Materials provided

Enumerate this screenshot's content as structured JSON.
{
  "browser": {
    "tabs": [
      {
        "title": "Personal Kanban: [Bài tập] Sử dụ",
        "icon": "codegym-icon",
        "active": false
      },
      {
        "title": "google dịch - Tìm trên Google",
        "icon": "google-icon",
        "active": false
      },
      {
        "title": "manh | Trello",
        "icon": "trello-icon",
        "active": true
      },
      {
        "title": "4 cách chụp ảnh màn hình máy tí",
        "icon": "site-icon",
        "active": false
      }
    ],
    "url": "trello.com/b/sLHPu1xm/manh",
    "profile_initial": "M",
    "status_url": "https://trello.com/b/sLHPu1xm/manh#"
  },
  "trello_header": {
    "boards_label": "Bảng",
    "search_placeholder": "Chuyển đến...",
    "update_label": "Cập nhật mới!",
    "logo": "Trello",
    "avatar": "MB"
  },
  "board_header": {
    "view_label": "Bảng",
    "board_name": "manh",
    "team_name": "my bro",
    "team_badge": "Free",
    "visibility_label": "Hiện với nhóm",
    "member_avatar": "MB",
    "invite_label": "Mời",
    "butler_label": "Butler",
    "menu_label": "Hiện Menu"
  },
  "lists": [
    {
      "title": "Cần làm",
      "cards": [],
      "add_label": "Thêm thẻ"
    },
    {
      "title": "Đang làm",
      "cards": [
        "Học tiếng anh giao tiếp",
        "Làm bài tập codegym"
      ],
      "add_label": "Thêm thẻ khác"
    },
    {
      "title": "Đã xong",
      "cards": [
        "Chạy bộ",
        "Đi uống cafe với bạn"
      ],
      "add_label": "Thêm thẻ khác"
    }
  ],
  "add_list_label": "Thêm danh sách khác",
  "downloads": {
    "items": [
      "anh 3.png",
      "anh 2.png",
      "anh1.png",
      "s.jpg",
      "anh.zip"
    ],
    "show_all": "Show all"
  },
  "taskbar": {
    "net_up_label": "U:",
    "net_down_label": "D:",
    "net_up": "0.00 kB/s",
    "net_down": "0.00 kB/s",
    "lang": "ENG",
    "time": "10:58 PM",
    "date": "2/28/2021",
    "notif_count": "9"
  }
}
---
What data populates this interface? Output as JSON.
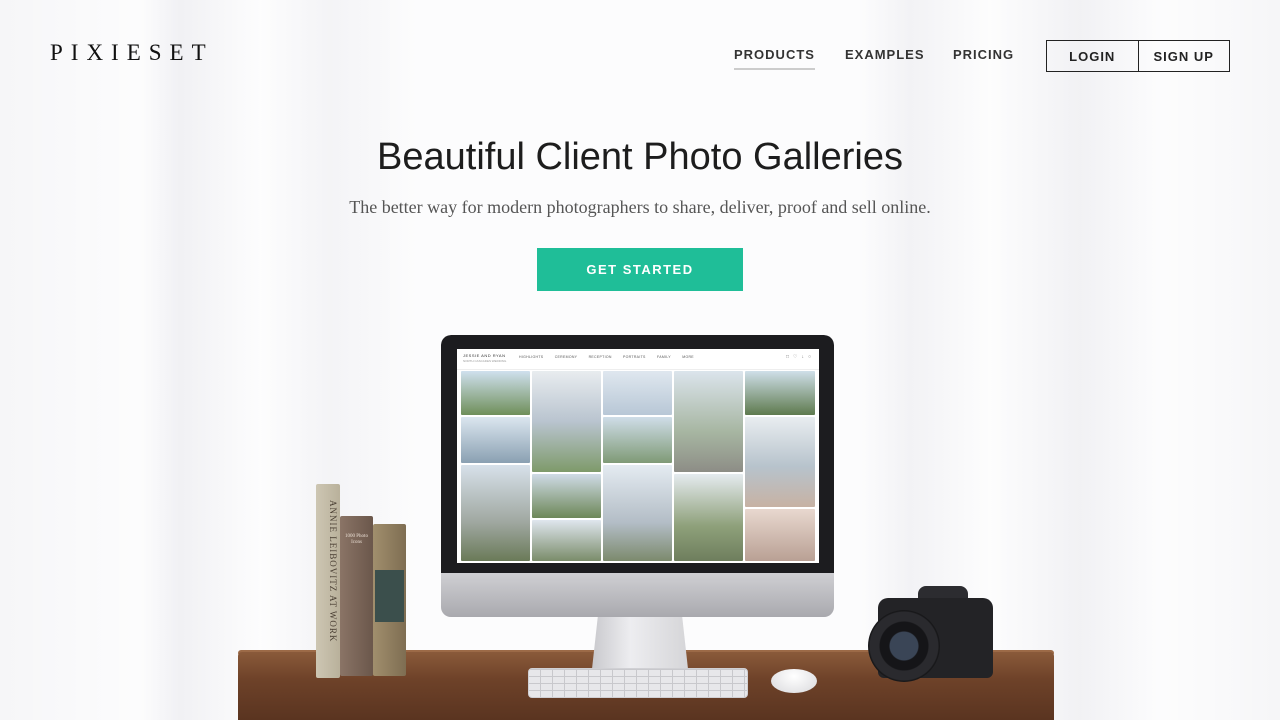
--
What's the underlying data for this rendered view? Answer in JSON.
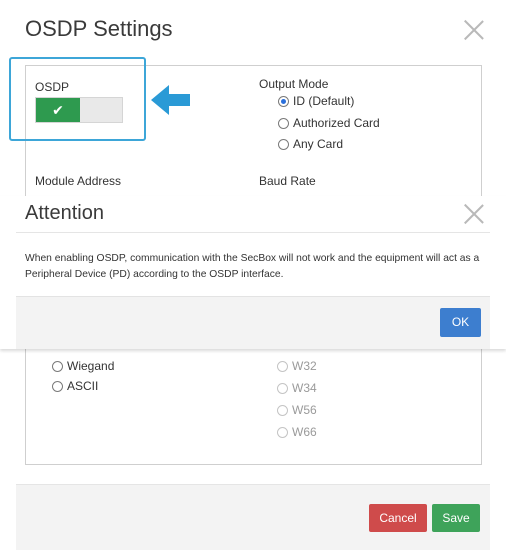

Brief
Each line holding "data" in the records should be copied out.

Solution for this task
What data populates this interface? Output as JSON.
What's the underlying data for this rendered view? Answer in JSON.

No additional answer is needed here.